Pūrākau Poto: Matariki

Tama Ale Samoa • 18 June 2021

In our short story this week, Tama Ale Samoa looks at the significance of the rising of the Matariki cluster.

Wikimedia Commons | Juan Iacruz

With the Māori new year in order, let us look deeper into Matariki and ask the questions: what is Matariki? Who is Matariki? What is the significance of Matariki?

Matariki is the brightest star in the constellation of Pleiades, or known to Māori as Te Kāhui o Matariki.

According to Māori, there are nine stars in the constellation of Pleiades. Matariki is the mother and her children are Waitī, Waitā, Waipunarangi, Ururangi, Tupua Nuku, Tupua Rangi, Pōhutukawa and Hiwaiterangi. When the constellation rises in the east, during the sixth lunar month, just before the sun, it signals the Māori new year. This is a time to rest, reflect, farewell the old and welcome the new.


There are two practices that take place during Matariki.

One practice is focused on our deceased. Matariki is a time where we place the spirits of our dead upon the waka of Rangi (another constellation) and from there they will take their final journey to the place where Rangi, with his fishing net, gathers all the spirits together and cast them into the sky to become stars. This is where the popular Māori belief that we become stars when we die comes from.

The second practice is slightly like the modern idea of New Year's resolution. This practice involved wish-making and future planning. Hiwaiterangi is the star we send our wishes to. The other stars from the Matariki cluster, besides Pōhutukawa, act as a whole year forecast for weather, crops forecast, fishing conditions, and health. To better understand this, we must look at each star and its significance.

  • Waitī – Freshwater
  • Waitā – Saltwater
  • Tupua Nuku – Food that grows in the ground
  • Tupua Rangi – Food that grows above us i.e. berries, birds
  • Ururangi – Connected to the winds
  • Waipunarangi – Connected to rain

During the early mornings of the last quarter phase (Tangaroa) of the sixth lunar month (Pipiri), our tohunga (experts) will take their reading, predict the conditions for the year ahead, and plan accordingly. For example, if the star Waitī is shining bright, they know it will be a good year for freshwater food sources.

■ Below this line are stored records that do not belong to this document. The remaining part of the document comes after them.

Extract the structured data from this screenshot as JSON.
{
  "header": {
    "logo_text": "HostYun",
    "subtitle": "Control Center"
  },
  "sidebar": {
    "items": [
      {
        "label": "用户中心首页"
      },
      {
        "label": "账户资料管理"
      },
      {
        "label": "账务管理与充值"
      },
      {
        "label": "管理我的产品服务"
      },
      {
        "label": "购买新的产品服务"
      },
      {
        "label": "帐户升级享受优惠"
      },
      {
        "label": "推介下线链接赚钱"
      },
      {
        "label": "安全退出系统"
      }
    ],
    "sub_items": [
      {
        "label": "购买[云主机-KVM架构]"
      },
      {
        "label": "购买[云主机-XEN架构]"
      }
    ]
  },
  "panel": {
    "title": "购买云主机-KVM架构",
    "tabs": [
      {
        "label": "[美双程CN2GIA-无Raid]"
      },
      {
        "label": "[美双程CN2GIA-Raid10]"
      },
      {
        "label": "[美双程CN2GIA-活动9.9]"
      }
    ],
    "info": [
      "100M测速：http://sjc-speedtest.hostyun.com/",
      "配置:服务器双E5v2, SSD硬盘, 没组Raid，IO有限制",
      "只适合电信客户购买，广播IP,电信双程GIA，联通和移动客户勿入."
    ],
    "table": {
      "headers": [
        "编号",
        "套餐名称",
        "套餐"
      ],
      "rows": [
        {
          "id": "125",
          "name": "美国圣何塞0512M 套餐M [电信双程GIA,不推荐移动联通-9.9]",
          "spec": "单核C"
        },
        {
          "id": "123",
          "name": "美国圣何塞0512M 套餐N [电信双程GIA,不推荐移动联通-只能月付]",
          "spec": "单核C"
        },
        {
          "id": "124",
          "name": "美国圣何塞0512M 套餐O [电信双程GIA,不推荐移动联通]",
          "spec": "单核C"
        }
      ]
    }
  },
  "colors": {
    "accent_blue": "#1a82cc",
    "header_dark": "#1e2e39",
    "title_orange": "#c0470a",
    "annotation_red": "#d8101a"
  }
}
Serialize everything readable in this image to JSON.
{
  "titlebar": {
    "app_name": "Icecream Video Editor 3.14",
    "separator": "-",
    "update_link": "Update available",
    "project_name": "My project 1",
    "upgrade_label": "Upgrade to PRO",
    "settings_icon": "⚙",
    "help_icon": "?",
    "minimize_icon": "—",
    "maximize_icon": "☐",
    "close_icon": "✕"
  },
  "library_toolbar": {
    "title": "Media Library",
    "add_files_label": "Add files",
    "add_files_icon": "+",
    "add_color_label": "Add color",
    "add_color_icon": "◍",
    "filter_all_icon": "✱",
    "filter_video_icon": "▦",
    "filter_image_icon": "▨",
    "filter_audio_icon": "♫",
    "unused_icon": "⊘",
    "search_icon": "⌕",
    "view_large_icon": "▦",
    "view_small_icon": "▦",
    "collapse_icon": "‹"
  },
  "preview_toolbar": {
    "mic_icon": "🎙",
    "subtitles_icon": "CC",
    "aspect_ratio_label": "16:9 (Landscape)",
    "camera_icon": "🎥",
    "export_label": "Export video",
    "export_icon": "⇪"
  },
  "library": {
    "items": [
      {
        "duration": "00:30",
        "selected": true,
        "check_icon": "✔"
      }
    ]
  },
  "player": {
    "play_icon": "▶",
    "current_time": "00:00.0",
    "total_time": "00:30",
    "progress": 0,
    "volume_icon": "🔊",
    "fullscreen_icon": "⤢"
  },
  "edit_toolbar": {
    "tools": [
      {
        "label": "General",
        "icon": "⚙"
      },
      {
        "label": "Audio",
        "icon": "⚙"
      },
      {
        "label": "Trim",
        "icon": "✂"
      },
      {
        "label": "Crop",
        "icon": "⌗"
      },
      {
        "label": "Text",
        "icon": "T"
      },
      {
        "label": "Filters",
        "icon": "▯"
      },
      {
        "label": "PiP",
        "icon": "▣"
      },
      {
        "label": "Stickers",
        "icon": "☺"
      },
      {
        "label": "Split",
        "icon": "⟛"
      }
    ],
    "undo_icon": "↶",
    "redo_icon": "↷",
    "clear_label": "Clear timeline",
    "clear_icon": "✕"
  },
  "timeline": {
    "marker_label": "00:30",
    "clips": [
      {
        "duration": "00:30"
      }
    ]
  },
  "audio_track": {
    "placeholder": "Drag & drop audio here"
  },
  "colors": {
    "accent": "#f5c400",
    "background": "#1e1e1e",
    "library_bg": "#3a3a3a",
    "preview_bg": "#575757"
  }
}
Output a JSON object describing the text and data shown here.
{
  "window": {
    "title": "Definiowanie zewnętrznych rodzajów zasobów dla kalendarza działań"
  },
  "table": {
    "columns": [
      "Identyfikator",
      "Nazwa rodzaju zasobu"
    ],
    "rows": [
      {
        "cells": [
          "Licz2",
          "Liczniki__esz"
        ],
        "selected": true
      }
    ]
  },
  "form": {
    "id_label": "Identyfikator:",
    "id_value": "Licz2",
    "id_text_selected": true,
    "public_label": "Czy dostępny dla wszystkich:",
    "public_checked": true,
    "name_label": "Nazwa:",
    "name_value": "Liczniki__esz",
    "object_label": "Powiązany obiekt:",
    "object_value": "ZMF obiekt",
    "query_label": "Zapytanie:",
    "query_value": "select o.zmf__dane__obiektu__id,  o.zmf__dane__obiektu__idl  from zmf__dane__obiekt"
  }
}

If Ururangi is dim and hard to see, they know that the year ahead is going to be a very windy year, and so on and so forth.

Matariki is a time to farewell the old and prepare for the new.

Image via Kiwi Conservation Club - Hakuturi Toa